In India, wind power tariff has dropped below ₹3/kWh for the first time with the lowest winning bid of ₹2.64 (~$0.0413)/kWh quoted in the second 1 GW wind auction conducted by the Solar Energy Corporation of India (SECI), which was tendered in June 2017.
With this auction result, wind tariff is now just 8% off the lowest solar tariff of ₹2.44/kWh. Wind and solar are now both below the average thermal power tariff.
In the second 1 GW wind auction by SECI, all bidders quoted below the previous low wind tariff of ₹3.46 (~$0.0541)/kWh quoted in the first ever wind auction in India. Between the two auctions wind tariff has dropped by ~24 percent.
In the auction ReNew Power quoted the L1 tariff of ₹2.64 (~$0.0413)/kWh to win contract to develop 250 MW of wind project, Orange Sironj Wind Power quoted ₹2.64 (0.0413)/kWh to develop 200 MW of wind project.
Inox Wind, Green Infra Wind Energy and Adani quoted a tariff of ₹2.65 (~$0.0414)/kWh to develop 250 MW each. Inox Wind and Green Infra were awarded 250 MW each and Adani was awarded 50 MW, according to a SECI official.
Overall, nine developers quoted tariff below ₹3 (~$0.0469)/kWh. BLP Energy, Sprng Energy, Hero Wind Energy and ReGen Powertech were the other bidders who participated in the financial round and quoted tariffs between ₹2.72 (~$0.0425)/kWh to ₹2.80 (~$0.0438)/kWh.
A ReNew Power executive said, “we are the lowest bidder and these tariffs are viable, the government body CERC has given directions for utilization of evacuation bays and this is a plus as we won’t have to wait to get connected to evacuation infrastructure once the project is complete.”
When contacted after the auction, an Inox Wind executive told Mercom, “As a procurement mechanism, reverse auctions are specifically considered to be effective in increasing cost efficiency and discovering the least price for generating electricity from a technology, due to their competitive nature.”

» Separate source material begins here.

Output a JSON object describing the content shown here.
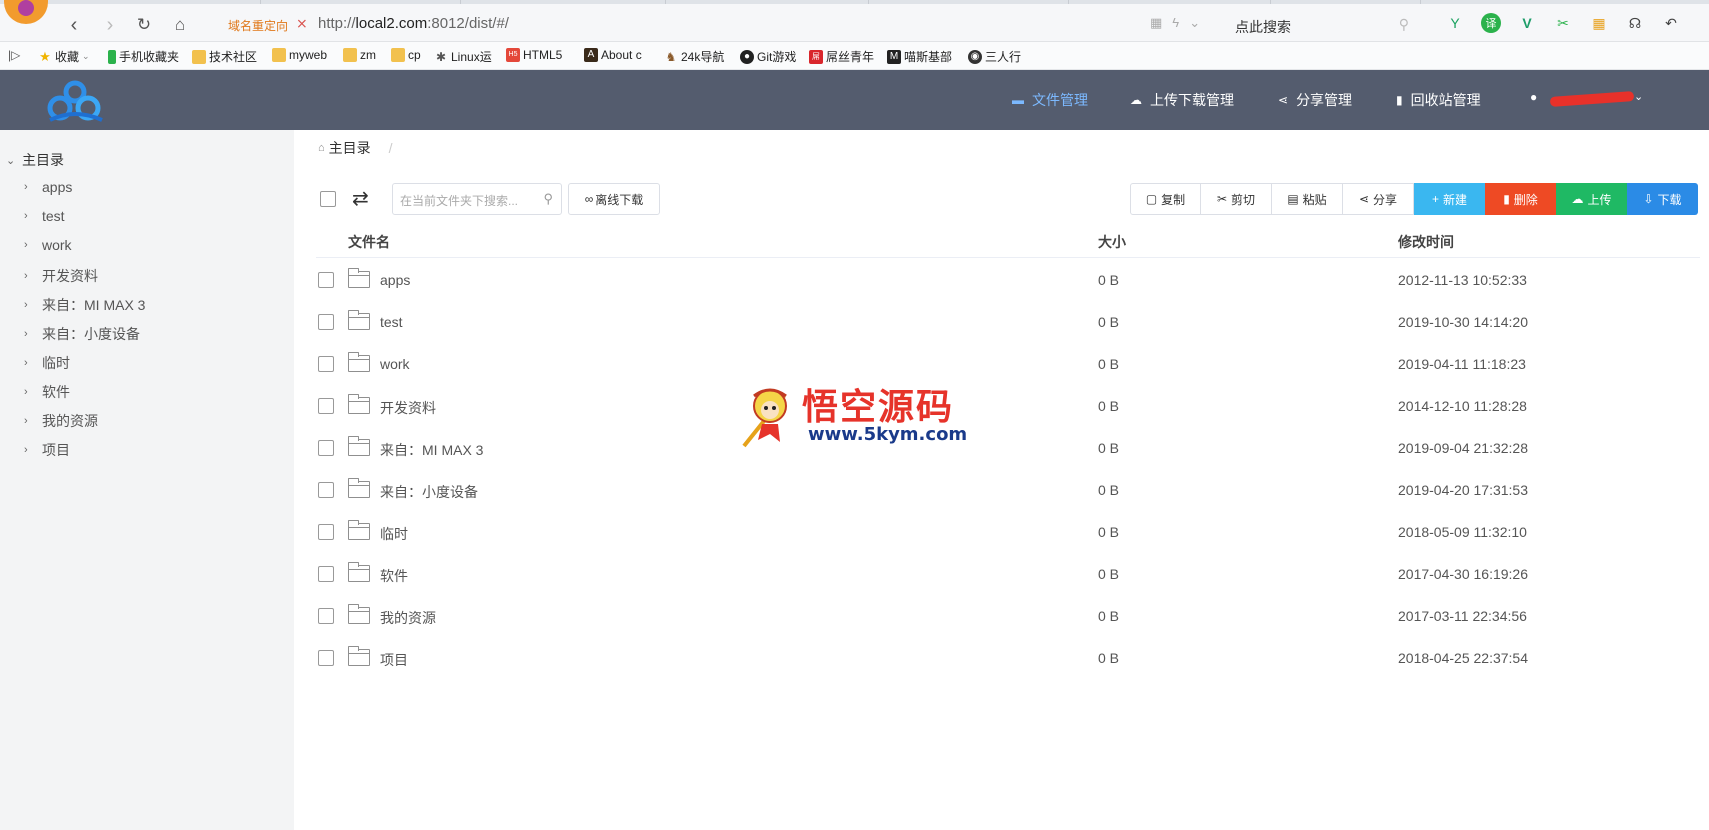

“The entire industry is taking a turn and along with the changing tax and regulatory structure, it will take some time to get settled. There are few positive aspects of certainty of PPA and payment from distribution companies (DISCOMs) which this mechanism has brought which may set off some part of impact that has occurred due to lower tariff. We, being the most cost competitive in the industry, see this as a golden opportunity to expand our business share. Let this mechanism get filtered and settled down. The only thing needed is to bring invention to further cut down the cost of generation,” added the Inox Wind executive.
The executive further said that, “on these tariffs if you want healthy IRRs, you need bigger turbines with bigger rotor diameter, which would help in yielding more energy compared to the added cost”.
An Adani executive told Mercom, “after solar the wind sector is picking up and introduction of reverse auction is helping boost wind project installation as the sector is being centralized via procurement through government contracts.”
Mercom previously has published on the impact of reverse auction on the wind sector.
According to MNRE, cumulative wind power installations have reached 32.6 GW as of August 2017.
Image credit: Inox Wind
Raj is a recognized thought leader in clean energy markets where his work has influenced policies worldwide. He has a deep understanding of regulatory policy and clean energy markets and his market and opinion pieces are regularly published on both MercomIndia.com and other leading publications globally. Raj is also a regular speaker and presenter on clean energy policy and finance topics at conferences worldwide. Raj attended the KLE College of Science in Bangalore, India for physics and chemistry, and holds a Bachelor of Science Degree in Hotel and Institutional Management from Johnson and Wales University, Rhode Island. More articles from Raj Prabhu.